His third pass of the day, a well-thrown 25-yarder over the middle, was dropped by tight end Ben Bartholomew.
His fourth pass of the day was a throwaway because the line couldn't protect him.
After completing a 20-yard toss to freshman Marsalis Teague and an 18-yard touchdown strike to tight end Jeff Cottam, Stephens finished the first half 2 of 5 for 38 yards. He easily could've been 4 of 5 for 71 yards.
The second half was more of the same. A drop by freshman tailback David Oku cost Stephens a 10-yard completion. Bartholomew bobbled a short toss near the East sidelines, costing another 2 or 3 yards. A throw over the middle was mishandled by freshman wideout Nu'Keese Richardson, costing another 12 yards or so.
If the four dropped balls had been caught, Nick Stephens' stat line could've been 15 of 22 for 171 yards, instead of 11 of 22 for 121 yards.
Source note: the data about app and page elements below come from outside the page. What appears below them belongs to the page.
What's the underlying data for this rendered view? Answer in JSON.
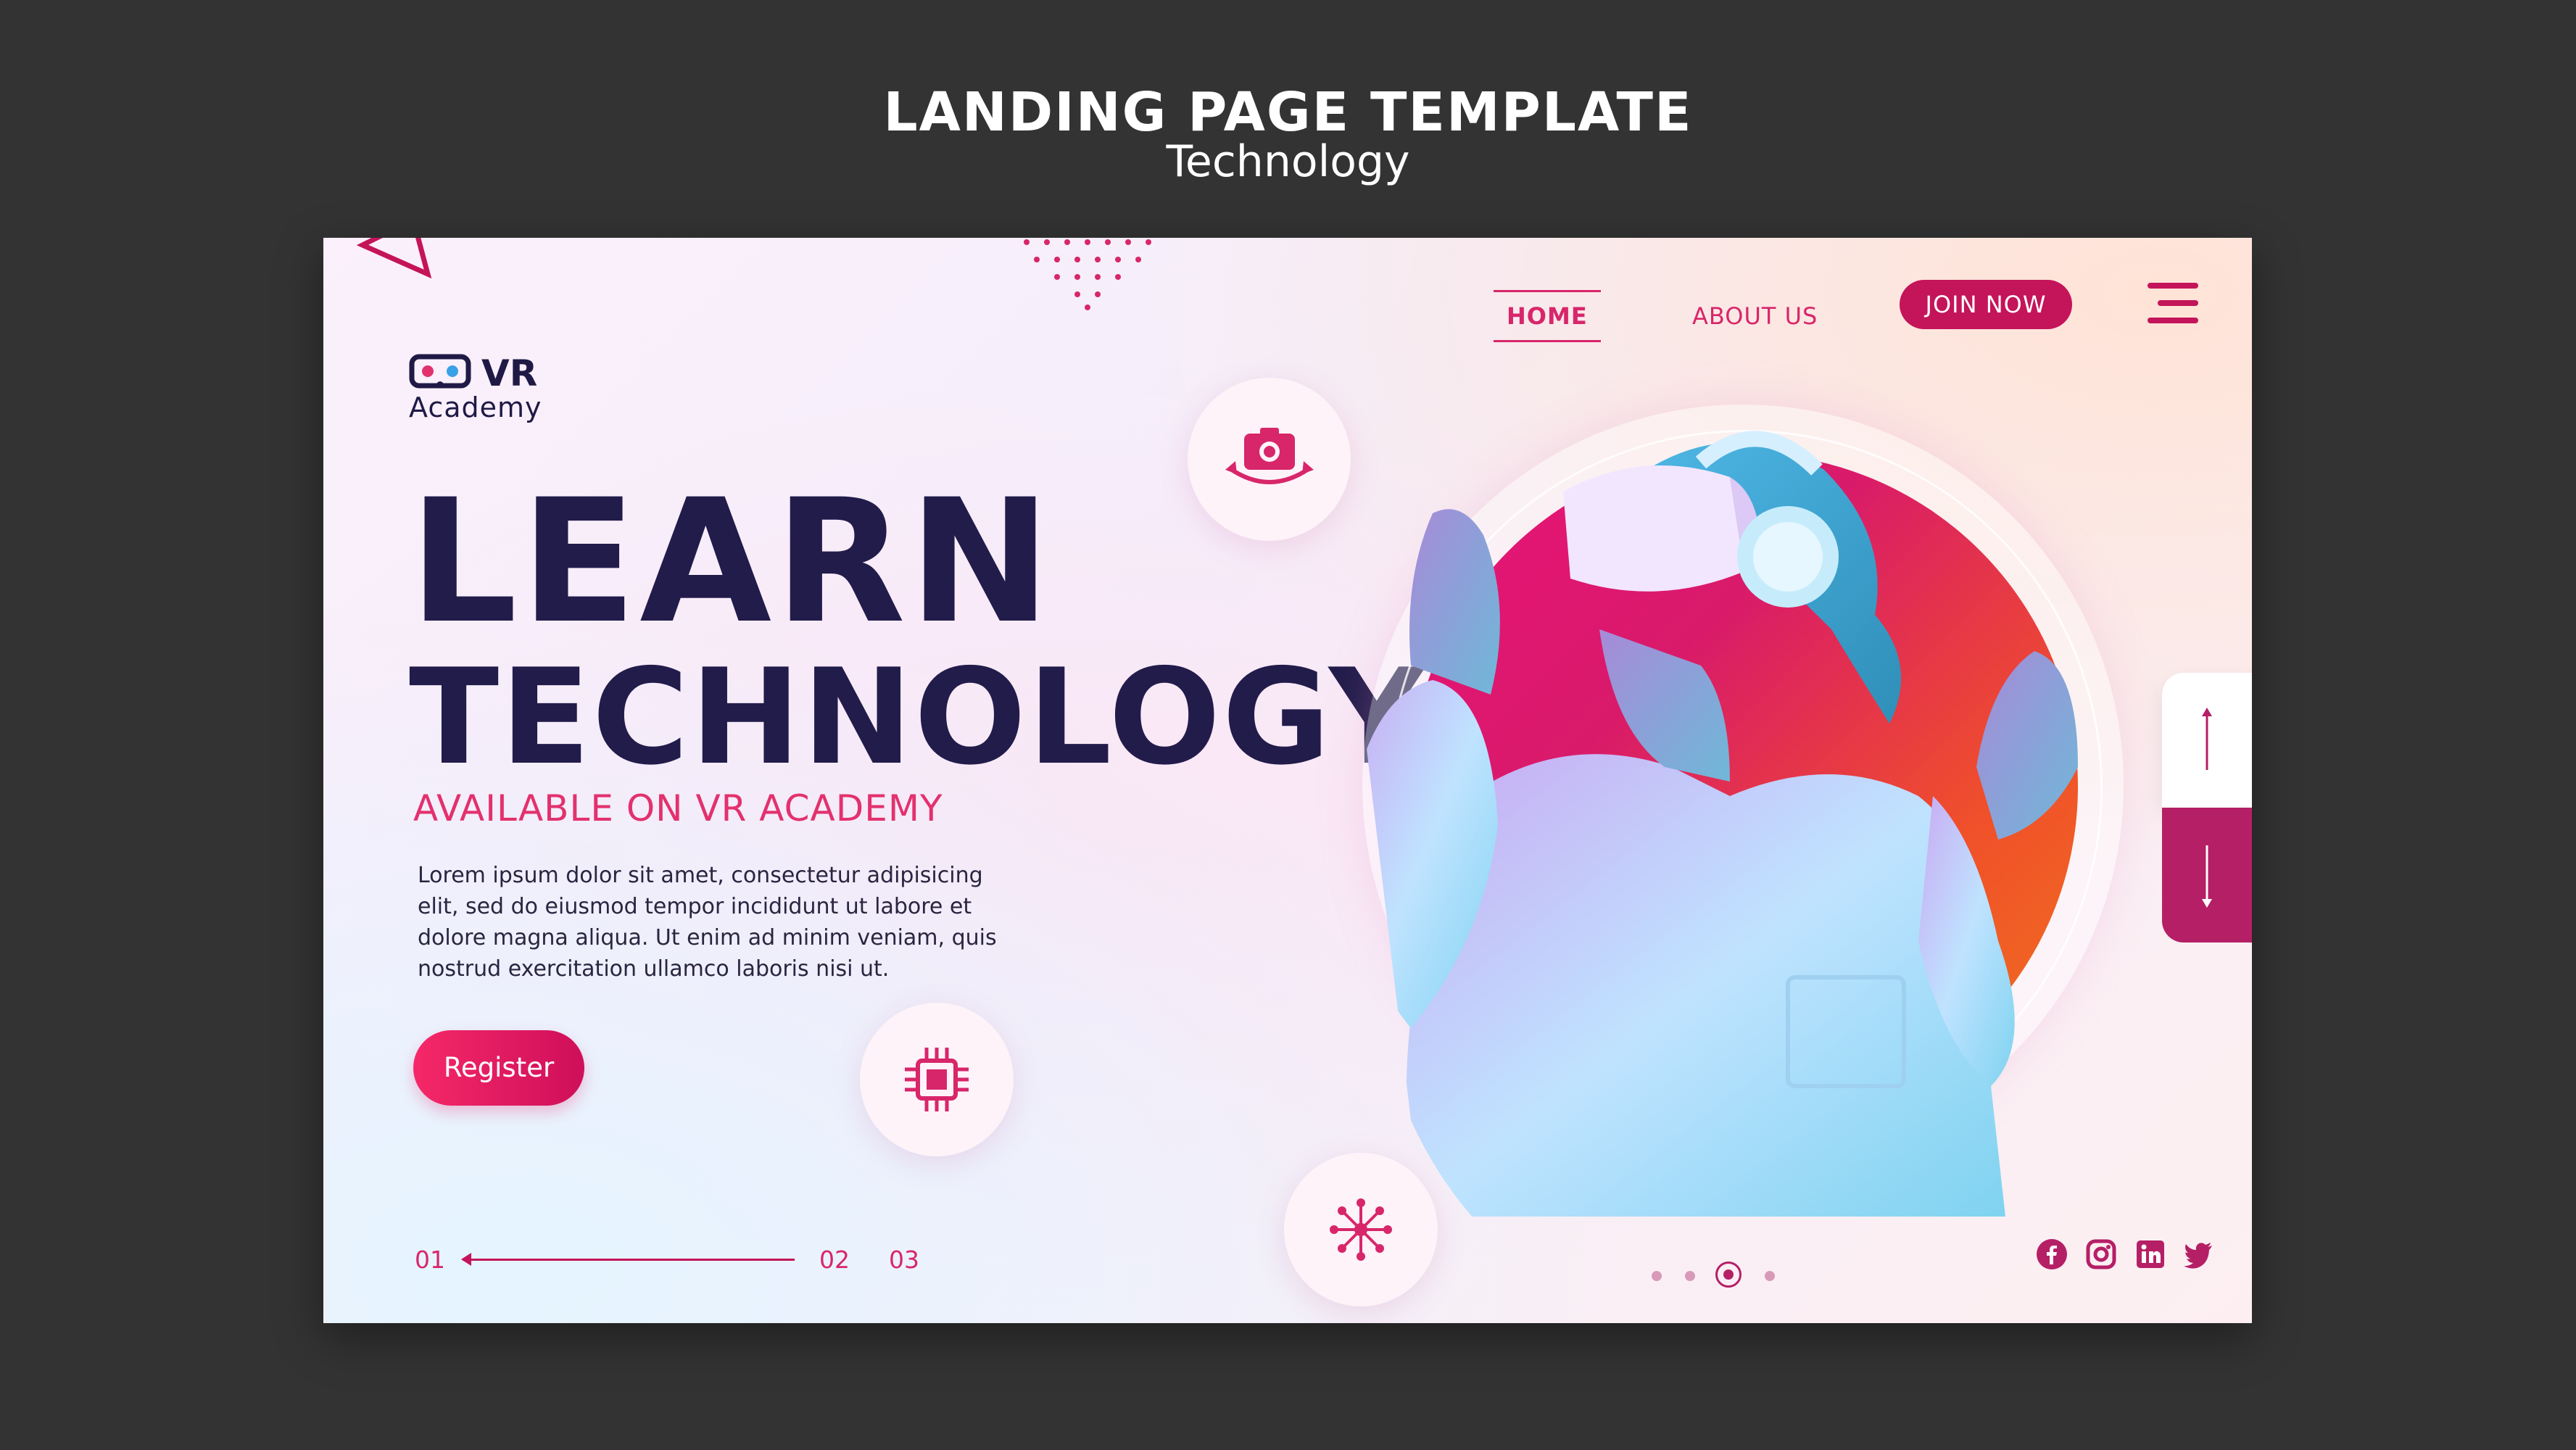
{
  "outer": {
    "title": "LANDING PAGE TEMPLATE",
    "subtitle": "Technology"
  },
  "colors": {
    "background": "#333333",
    "primary": "#c4145a",
    "accent": "#e3316e",
    "heading": "#221c4b"
  },
  "nav": {
    "home": "HOME",
    "about": "ABOUT US",
    "join": "JOIN NOW",
    "menu_icon": "hamburger-menu-icon"
  },
  "logo": {
    "icon": "vr-headset-icon",
    "vr": "VR",
    "academy": "Academy"
  },
  "hero": {
    "headline_1": "LEARN",
    "headline_2": "TECHNOLOGY",
    "subheading": "AVAILABLE ON VR ACADEMY",
    "body": "Lorem ipsum dolor sit amet, consectetur adipisicing elit, sed do eiusmod tempor incididunt ut labore et dolore magna aliqua. Ut enim ad minim veniam, quis nostrud exercitation ullamco laboris nisi ut.",
    "register": "Register"
  },
  "pager": {
    "items": [
      "01",
      "02",
      "03"
    ],
    "active": "01"
  },
  "icons": [
    "camera-360-icon",
    "cpu-chip-icon",
    "network-icon"
  ],
  "scroll": {
    "up_icon": "arrow-up-icon",
    "down_icon": "arrow-down-icon"
  },
  "carousel": {
    "count": 4,
    "active": 3
  },
  "social": [
    "facebook-icon",
    "instagram-icon",
    "linkedin-icon",
    "twitter-icon"
  ]
}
Being the team player that he is, though, he wasn't complaining.
"I'm not worried about my stats," he said. "I'm more worried about guys making plays and us scoring points. Obviously, that hurts the offense more than it hurts me. We'll get that right. We had an off day in a bunch of different areas. That happens every now and then but we'll try to make it happen the least amount possible."
Primarily going against the No. 2 defense, Stephens wound up directing two of Saturday's three touchdown drives. He capped the first with the 18-yard pass to Cottam and closed the second with a swing pass to walk-on fullback Sam Edgmon, who went 20 yards to score.
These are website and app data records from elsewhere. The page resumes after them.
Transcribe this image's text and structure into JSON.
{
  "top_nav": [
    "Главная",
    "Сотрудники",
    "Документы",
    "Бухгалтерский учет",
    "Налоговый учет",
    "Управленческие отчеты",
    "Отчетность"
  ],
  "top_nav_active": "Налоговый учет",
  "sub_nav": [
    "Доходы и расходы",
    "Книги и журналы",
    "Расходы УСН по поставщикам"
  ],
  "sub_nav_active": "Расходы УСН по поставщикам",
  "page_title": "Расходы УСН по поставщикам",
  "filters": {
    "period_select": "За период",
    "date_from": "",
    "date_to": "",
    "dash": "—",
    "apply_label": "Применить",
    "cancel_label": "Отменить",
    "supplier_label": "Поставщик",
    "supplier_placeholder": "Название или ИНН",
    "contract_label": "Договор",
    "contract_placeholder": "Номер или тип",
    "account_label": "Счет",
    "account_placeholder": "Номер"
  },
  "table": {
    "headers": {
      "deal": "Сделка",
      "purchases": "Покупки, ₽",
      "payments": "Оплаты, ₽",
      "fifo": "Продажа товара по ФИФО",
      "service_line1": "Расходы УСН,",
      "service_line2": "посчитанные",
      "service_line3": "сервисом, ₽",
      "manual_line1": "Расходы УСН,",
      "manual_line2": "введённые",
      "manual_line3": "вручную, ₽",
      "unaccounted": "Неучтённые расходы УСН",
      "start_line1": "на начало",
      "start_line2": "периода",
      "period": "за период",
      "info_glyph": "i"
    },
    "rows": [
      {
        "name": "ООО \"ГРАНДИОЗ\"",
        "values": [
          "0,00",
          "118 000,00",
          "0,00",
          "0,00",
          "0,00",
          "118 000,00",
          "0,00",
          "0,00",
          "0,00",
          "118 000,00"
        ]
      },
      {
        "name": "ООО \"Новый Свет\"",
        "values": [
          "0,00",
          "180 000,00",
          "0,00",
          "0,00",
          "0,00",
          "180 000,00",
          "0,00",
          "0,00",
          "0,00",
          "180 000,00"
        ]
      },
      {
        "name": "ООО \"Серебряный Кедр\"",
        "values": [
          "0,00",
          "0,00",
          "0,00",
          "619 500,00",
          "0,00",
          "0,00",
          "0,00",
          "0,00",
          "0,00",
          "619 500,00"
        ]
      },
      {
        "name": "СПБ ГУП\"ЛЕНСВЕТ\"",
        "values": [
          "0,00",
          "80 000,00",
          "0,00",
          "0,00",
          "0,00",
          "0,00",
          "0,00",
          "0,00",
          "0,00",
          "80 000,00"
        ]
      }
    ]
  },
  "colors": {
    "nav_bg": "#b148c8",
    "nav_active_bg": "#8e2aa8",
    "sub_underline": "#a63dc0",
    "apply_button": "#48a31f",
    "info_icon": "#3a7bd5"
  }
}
"We did move the ball and put some points on the board," Stephens conceded, "but to be a great offensive team you've got to do that consistently, and we didn't do that today."
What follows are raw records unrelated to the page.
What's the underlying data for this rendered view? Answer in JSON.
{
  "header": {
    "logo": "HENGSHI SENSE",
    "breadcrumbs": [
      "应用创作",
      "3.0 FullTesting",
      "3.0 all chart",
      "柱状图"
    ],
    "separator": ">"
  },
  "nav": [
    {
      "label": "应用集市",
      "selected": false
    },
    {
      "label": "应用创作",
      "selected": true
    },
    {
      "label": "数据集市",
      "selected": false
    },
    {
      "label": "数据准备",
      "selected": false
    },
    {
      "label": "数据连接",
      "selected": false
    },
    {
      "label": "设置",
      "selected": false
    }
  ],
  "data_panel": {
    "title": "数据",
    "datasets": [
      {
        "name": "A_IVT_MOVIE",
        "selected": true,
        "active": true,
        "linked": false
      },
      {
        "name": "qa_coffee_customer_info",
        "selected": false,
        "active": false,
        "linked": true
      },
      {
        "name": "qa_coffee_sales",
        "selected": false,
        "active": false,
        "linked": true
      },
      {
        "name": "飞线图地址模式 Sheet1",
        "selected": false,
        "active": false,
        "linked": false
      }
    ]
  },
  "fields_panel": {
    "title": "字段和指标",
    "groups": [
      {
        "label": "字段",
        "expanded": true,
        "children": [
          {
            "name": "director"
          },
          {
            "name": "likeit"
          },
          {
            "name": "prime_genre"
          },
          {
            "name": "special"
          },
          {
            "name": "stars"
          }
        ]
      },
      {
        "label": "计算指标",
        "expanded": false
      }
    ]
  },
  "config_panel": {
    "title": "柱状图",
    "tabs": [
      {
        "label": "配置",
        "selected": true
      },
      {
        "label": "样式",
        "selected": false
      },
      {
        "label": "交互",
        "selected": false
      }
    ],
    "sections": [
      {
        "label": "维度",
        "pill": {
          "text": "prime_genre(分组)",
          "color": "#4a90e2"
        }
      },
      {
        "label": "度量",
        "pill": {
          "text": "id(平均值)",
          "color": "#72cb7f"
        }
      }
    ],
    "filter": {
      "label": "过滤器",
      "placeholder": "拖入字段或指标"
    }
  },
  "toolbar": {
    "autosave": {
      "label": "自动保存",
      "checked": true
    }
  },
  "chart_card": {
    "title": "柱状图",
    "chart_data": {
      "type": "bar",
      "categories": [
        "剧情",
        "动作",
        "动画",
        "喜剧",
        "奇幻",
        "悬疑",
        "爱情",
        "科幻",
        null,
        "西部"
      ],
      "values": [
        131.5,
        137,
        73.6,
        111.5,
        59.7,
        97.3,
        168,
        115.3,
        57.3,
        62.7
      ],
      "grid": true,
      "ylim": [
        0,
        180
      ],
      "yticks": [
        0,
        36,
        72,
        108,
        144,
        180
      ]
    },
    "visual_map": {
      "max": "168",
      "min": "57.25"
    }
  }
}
Stephens was generally decisive on Saturday but did have one noticeable brain lock. He held the ball much too long on one pass play, finally being sacked for a nine-yard loss by defensive end Chris Donald.
"I took that one sack, which I thought was my worst play of the day," Stephens conceded. "I knew the defense was going to cover that; I should've checked it down immediately (to secondary receivers) but I didn't do it. I bounced back from it and had a pretty decent day, though, so I'm happy with that."
In addition to the stress of trying to unseat No. 1 quarterback Jonathan Crompton, Stephens faces additional pressure every time he takes a snap in practice: Rather than watch from the sidelines, head coach Lane Kiffin positions himself just a few yards behind the quarterback. That could be unsettling to some but Stephens says it's no big deal.
"I think it's more that he (Kiffin) likes being in the middle of everything," the strong-armed Texan said. "He knows he can't do it in the game, so he likes being out there where he can take control, put in extra things if he wants to. It's not a bad thing."
Not as bad as having four of your passes dropped in one scrimmage, for sure.